### Excerpts from an interface dataset
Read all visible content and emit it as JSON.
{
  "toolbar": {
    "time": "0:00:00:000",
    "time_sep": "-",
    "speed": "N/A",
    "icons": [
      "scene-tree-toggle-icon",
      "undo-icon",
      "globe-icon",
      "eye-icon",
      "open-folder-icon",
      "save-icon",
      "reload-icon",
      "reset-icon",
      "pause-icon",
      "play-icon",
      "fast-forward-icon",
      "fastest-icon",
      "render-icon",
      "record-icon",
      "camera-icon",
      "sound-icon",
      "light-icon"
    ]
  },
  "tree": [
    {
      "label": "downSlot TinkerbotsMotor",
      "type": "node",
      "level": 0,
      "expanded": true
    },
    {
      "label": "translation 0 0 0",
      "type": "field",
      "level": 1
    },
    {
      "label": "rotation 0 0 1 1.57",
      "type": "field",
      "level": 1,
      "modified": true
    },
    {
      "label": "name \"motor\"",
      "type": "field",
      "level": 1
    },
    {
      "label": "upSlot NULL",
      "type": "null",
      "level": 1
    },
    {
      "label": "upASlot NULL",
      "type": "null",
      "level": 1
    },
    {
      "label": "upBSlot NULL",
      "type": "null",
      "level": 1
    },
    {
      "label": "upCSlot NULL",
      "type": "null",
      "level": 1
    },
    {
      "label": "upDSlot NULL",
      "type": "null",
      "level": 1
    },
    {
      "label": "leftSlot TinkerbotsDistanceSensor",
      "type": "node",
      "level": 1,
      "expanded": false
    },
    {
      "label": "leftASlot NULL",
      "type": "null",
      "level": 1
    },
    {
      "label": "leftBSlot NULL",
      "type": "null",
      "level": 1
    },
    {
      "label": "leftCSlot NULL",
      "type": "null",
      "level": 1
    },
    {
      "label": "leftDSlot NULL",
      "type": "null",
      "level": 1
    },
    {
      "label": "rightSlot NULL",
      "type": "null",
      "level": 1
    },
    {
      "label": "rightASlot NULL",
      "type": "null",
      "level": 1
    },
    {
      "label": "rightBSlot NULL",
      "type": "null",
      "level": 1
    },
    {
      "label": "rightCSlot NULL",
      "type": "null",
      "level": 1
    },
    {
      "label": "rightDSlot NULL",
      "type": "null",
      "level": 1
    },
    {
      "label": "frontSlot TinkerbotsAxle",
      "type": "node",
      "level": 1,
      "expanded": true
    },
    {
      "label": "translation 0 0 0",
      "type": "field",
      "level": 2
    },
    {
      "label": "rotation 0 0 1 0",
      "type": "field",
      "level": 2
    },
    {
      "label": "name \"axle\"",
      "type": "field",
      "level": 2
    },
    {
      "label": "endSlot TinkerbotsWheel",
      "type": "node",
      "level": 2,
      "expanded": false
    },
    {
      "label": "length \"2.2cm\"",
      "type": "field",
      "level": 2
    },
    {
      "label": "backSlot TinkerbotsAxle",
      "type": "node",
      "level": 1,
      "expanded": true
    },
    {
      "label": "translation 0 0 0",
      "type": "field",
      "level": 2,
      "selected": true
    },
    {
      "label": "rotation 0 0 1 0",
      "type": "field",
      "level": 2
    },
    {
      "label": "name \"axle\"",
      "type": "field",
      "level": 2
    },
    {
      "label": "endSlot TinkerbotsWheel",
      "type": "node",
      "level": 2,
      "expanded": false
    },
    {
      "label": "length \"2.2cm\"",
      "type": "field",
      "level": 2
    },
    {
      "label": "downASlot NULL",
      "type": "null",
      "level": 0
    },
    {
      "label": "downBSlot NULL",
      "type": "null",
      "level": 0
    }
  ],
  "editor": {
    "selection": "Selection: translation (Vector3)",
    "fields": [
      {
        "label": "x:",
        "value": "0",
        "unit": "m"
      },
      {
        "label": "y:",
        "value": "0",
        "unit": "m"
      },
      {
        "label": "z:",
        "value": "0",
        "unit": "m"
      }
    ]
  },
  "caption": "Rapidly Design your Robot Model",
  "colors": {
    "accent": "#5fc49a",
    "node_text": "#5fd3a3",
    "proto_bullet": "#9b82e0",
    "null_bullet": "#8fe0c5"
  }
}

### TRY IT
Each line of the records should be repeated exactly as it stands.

### ANSWER FOR THE TASK
Read all visible content and emit it as JSON.
{
  "toolbar": {
    "time": "0:00:00:000",
    "time_sep": "-",
    "speed": "N/A",
    "icons": [
      "scene-tree-toggle-icon",
      "undo-icon",
      "globe-icon",
      "eye-icon",
      "open-folder-icon",
      "save-icon",
      "reload-icon",
      "reset-icon",
      "pause-icon",
      "play-icon",
      "fast-forward-icon",
      "fastest-icon",
      "render-icon",
      "record-icon",
      "camera-icon",
      "sound-icon",
      "light-icon"
    ]
  },
  "tree": [
    {
      "label": "downSlot TinkerbotsMotor",
      "type": "node",
      "level": 0,
      "expanded": true
    },
    {
      "label": "translation 0 0 0",
      "type": "field",
      "level": 1
    },
    {
      "label": "rotation 0 0 1 1.57",
      "type": "field",
      "level": 1,
      "modified": true
    },
    {
      "label": "name \"motor\"",
      "type": "field",
      "level": 1
    },
    {
      "label": "upSlot NULL",
      "type": "null",
      "level": 1
    },
    {
      "label": "upASlot NULL",
      "type": "null",
      "level": 1
    },
    {
      "label": "upBSlot NULL",
      "type": "null",
      "level": 1
    },
    {
      "label": "upCSlot NULL",
      "type": "null",
      "level": 1
    },
    {
      "label": "upDSlot NULL",
      "type": "null",
      "level": 1
    },
    {
      "label": "leftSlot TinkerbotsDistanceSensor",
      "type": "node",
      "level": 1,
      "expanded": false
    },
    {
      "label": "leftASlot NULL",
      "type": "null",
      "level": 1
    },
    {
      "label": "leftBSlot NULL",
      "type": "null",
      "level": 1
    },
    {
      "label": "leftCSlot NULL",
      "type": "null",
      "level": 1
    },
    {
      "label": "leftDSlot NULL",
      "type": "null",
      "level": 1
    },
    {
      "label": "rightSlot NULL",
      "type": "null",
      "level": 1
    },
    {
      "label": "rightASlot NULL",
      "type": "null",
      "level": 1
    },
    {
      "label": "rightBSlot NULL",
      "type": "null",
      "level": 1
    },
    {
      "label": "rightCSlot NULL",
      "type": "null",
      "level": 1
    },
    {
      "label": "rightDSlot NULL",
      "type": "null",
      "level": 1
    },
    {
      "label": "frontSlot TinkerbotsAxle",
      "type": "node",
      "level": 1,
      "expanded": true
    },
    {
      "label": "translation 0 0 0",
      "type": "field",
      "level": 2
    },
    {
      "label": "rotation 0 0 1 0",
      "type": "field",
      "level": 2
    },
    {
      "label": "name \"axle\"",
      "type": "field",
      "level": 2
    },
    {
      "label": "endSlot TinkerbotsWheel",
      "type": "node",
      "level": 2,
      "expanded": false
    },
    {
      "label": "length \"2.2cm\"",
      "type": "field",
      "level": 2
    },
    {
      "label": "backSlot TinkerbotsAxle",
      "type": "node",
      "level": 1,
      "expanded": true
    },
    {
      "label": "translation 0 0 0",
      "type": "field",
      "level": 2,
      "selected": true
    },
    {
      "label": "rotation 0 0 1 0",
      "type": "field",
      "level": 2
    },
    {
      "label": "name \"axle\"",
      "type": "field",
      "level": 2
    },
    {
      "label": "endSlot TinkerbotsWheel",
      "type": "node",
      "level": 2,
      "expanded": false
    },
    {
      "label": "length \"2.2cm\"",
      "type": "field",
      "level": 2
    },
    {
      "label": "downASlot NULL",
      "type": "null",
      "level": 0
    },
    {
      "label": "downBSlot NULL",
      "type": "null",
      "level": 0
    }
  ],
  "editor": {
    "selection": "Selection: translation (Vector3)",
    "fields": [
      {
        "label": "x:",
        "value": "0",
        "unit": "m"
      },
      {
        "label": "y:",
        "value": "0",
        "unit": "m"
      },
      {
        "label": "z:",
        "value": "0",
        "unit": "m"
      }
    ]
  },
  "caption": "Rapidly Design your Robot Model",
  "colors": {
    "accent": "#5fc49a",
    "node_text": "#5fd3a3",
    "proto_bullet": "#9b82e0",
    "null_bullet": "#8fe0c5"
  }
}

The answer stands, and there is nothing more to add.